DATASET RECORDS:
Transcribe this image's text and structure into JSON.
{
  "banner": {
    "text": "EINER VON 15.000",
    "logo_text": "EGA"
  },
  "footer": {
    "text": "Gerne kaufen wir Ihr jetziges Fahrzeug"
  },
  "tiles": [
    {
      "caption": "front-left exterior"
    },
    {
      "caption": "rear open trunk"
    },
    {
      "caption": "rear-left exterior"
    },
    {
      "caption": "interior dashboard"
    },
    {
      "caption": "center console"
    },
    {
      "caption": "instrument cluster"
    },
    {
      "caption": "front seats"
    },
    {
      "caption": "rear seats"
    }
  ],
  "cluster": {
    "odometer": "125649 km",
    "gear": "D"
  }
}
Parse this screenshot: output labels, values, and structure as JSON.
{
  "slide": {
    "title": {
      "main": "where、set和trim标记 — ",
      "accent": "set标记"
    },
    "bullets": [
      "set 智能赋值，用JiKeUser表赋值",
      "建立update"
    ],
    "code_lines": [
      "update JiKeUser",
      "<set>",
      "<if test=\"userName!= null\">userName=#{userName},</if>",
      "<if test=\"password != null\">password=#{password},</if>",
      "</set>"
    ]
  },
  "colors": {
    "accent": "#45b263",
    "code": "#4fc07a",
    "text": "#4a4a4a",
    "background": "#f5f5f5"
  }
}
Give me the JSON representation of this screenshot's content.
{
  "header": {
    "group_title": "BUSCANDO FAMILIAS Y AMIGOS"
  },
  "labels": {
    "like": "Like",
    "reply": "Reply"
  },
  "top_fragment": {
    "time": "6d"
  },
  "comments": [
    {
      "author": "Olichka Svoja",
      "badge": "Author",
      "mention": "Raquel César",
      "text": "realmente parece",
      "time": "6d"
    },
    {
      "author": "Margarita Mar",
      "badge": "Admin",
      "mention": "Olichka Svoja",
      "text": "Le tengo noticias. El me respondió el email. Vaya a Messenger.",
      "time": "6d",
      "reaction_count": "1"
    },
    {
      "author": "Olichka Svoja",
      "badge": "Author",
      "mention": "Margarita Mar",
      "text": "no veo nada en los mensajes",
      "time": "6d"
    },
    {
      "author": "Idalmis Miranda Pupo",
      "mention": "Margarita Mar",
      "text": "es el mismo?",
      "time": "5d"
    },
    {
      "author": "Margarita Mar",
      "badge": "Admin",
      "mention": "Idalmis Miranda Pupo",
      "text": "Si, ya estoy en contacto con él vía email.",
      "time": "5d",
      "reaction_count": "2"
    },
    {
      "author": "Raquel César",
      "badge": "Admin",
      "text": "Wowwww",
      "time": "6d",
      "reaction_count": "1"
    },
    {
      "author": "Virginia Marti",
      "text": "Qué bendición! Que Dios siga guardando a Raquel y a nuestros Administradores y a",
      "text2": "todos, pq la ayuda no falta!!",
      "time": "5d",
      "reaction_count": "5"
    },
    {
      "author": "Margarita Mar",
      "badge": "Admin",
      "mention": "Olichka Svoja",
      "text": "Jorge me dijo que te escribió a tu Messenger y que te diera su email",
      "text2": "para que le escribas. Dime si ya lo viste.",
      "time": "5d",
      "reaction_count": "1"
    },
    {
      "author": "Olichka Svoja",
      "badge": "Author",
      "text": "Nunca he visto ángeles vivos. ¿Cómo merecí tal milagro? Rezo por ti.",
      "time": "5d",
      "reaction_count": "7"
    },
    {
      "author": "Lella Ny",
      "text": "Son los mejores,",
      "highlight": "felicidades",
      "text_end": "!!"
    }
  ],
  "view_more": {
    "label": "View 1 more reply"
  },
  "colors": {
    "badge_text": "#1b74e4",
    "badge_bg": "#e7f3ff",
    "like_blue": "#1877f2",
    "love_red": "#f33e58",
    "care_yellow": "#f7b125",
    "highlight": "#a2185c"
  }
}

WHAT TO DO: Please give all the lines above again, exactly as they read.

RESPONSE FOR THIS EXERCISE:
Transcribe this image's text and structure into JSON.
{
  "banner": {
    "text": "EINER VON 15.000",
    "logo_text": "EGA"
  },
  "footer": {
    "text": "Gerne kaufen wir Ihr jetziges Fahrzeug"
  },
  "tiles": [
    {
      "caption": "front-left exterior"
    },
    {
      "caption": "rear open trunk"
    },
    {
      "caption": "rear-left exterior"
    },
    {
      "caption": "interior dashboard"
    },
    {
      "caption": "center console"
    },
    {
      "caption": "instrument cluster"
    },
    {
      "caption": "front seats"
    },
    {
      "caption": "rear seats"
    }
  ],
  "cluster": {
    "odometer": "125649 km",
    "gear": "D"
  }
}
Parse this screenshot: output labels, values, and structure as JSON.
{
  "slide": {
    "title": {
      "main": "where、set和trim标记 — ",
      "accent": "set标记"
    },
    "bullets": [
      "set 智能赋值，用JiKeUser表赋值",
      "建立update"
    ],
    "code_lines": [
      "update JiKeUser",
      "<set>",
      "<if test=\"userName!= null\">userName=#{userName},</if>",
      "<if test=\"password != null\">password=#{password},</if>",
      "</set>"
    ]
  },
  "colors": {
    "accent": "#45b263",
    "code": "#4fc07a",
    "text": "#4a4a4a",
    "background": "#f5f5f5"
  }
}
Give me the JSON representation of this screenshot's content.
{
  "header": {
    "group_title": "BUSCANDO FAMILIAS Y AMIGOS"
  },
  "labels": {
    "like": "Like",
    "reply": "Reply"
  },
  "top_fragment": {
    "time": "6d"
  },
  "comments": [
    {
      "author": "Olichka Svoja",
      "badge": "Author",
      "mention": "Raquel César",
      "text": "realmente parece",
      "time": "6d"
    },
    {
      "author": "Margarita Mar",
      "badge": "Admin",
      "mention": "Olichka Svoja",
      "text": "Le tengo noticias. El me respondió el email. Vaya a Messenger.",
      "time": "6d",
      "reaction_count": "1"
    },
    {
      "author": "Olichka Svoja",
      "badge": "Author",
      "mention": "Margarita Mar",
      "text": "no veo nada en los mensajes",
      "time": "6d"
    },
    {
      "author": "Idalmis Miranda Pupo",
      "mention": "Margarita Mar",
      "text": "es el mismo?",
      "time": "5d"
    },
    {
      "author": "Margarita Mar",
      "badge": "Admin",
      "mention": "Idalmis Miranda Pupo",
      "text": "Si, ya estoy en contacto con él vía email.",
      "time": "5d",
      "reaction_count": "2"
    },
    {
      "author": "Raquel César",
      "badge": "Admin",
      "text": "Wowwww",
      "time": "6d",
      "reaction_count": "1"
    },
    {
      "author": "Virginia Marti",
      "text": "Qué bendición! Que Dios siga guardando a Raquel y a nuestros Administradores y a",
      "text2": "todos, pq la ayuda no falta!!",
      "time": "5d",
      "reaction_count": "5"
    },
    {
      "author": "Margarita Mar",
      "badge": "Admin",
      "mention": "Olichka Svoja",
      "text": "Jorge me dijo que te escribió a tu Messenger y que te diera su email",
      "text2": "para que le escribas. Dime si ya lo viste.",
      "time": "5d",
      "reaction_count": "1"
    },
    {
      "author": "Olichka Svoja",
      "badge": "Author",
      "text": "Nunca he visto ángeles vivos. ¿Cómo merecí tal milagro? Rezo por ti.",
      "time": "5d",
      "reaction_count": "7"
    },
    {
      "author": "Lella Ny",
      "text": "Son los mejores,",
      "highlight": "felicidades",
      "text_end": "!!"
    }
  ],
  "view_more": {
    "label": "View 1 more reply"
  },
  "colors": {
    "badge_text": "#1b74e4",
    "badge_bg": "#e7f3ff",
    "like_blue": "#1877f2",
    "love_red": "#f33e58",
    "care_yellow": "#f7b125",
    "highlight": "#a2185c"
  }
}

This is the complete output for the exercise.